  1. Try AAA for pet-friendly planning. When putting together any vacation with animals, check out AAA’s Petbook. Updated annually, the AAA Petbook features more than 14,000 AAA-approved and Diamond-rated hotels, campgrounds, and other attractions that welcome four-footed travelers. The book also provides information about emergency clinics in case you run into medical trouble, and dog parks for those necessary breaks from being cooped up (for humans and pets alike!). The book can be found at participating AAA/CAA club offices, select bookstores, and online booksellers.
  2. Control parasites for your pet’s comfort. No matter where you’re traveling, be wary of fleas, ticks, and other parasites. These pesky pests cause distress in dogs and cats alike — and can be an expensive health hazard to you. Recently, the number of generic, vet-quality flea-and-tick products on the market makes giving your pets protection throughout the year economical and easier to obtain. Always be sure to consult your pet’s vet before using a medication and follow the instructions carefully. Additionally, pet owners who travel with the pooches need to take care that bed bugs that hide in carpets, mattress seams, and headboards aren’t carried home in your dog’s carrier. Check for bedbugs before accepting a hotel room. As a preventative measure there are many bed bug repellents on the market, many rely on plant oils such as rosemary, but the ASPCA says that bed bug pesticides containing pyrethrin are safe for pets so long as they are used correctly.
  3. Send pet food ahead to your destination.

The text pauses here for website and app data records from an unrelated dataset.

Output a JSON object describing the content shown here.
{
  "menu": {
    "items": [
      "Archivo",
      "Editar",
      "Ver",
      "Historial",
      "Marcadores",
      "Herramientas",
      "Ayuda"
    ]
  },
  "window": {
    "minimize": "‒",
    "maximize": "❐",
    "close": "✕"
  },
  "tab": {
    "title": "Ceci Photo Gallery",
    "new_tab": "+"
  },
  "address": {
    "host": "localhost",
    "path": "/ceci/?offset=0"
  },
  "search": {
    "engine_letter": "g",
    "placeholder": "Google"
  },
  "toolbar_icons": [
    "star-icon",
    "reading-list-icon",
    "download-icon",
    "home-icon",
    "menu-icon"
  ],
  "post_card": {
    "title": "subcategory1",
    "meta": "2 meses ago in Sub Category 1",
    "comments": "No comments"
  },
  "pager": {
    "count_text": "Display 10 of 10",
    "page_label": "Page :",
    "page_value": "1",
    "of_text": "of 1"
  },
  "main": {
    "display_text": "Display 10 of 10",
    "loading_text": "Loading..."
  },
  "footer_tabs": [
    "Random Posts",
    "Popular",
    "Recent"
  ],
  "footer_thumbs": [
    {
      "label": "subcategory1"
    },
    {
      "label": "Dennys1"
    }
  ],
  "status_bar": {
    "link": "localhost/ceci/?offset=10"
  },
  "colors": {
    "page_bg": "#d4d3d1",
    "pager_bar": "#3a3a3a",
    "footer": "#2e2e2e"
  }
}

To avoid carrying more weight on the road and preventing stomach upset in your pet, order food ahead of time from an online retailer so that your pet’s familiar diet is waiting for you at your destination when you arrive. It’s also a great idea to purchase chew toys from the same online merchant. No matter how confident you are about your pet’s behavior on the road, a strange environment can cause them to behave differently So be prepared by having a few chews sent along with the food.
  4. Limit driver distraction with a pet car restraint. According to the U.S. Department of Transportation, driver distraction is an increasing epidemic on America’s roadways. Pets can be a major cause of distraction, making drivers take their eyes, hands, and minds off of the road. One of the best ways to limit driver distraction is to provide car restraints for pets. Use a well-constructed body harness, made specifically for car travel. And if you and your pet are in an accident, the pet harness spreads the crash forces across the dog’s body, protecting both them and you. Kurgo body harnesses are available in sizes XS-XL with prices starting at $23, and the company’s bench covers also keep your car upholstery protected. You could also put up a barrier in your car between the front seats and the back so that your pet cannot continually come up to the front to distract you. There are also a lot of really nice dog car seats available nowadays that often include straps.

Now that you’re all ready, get out there and enjoy your pet friendly vacation!

And don’t forget that Hot Diggity! offers home security check-ins and drop-in visits if you take your dog, but leave the cat at home!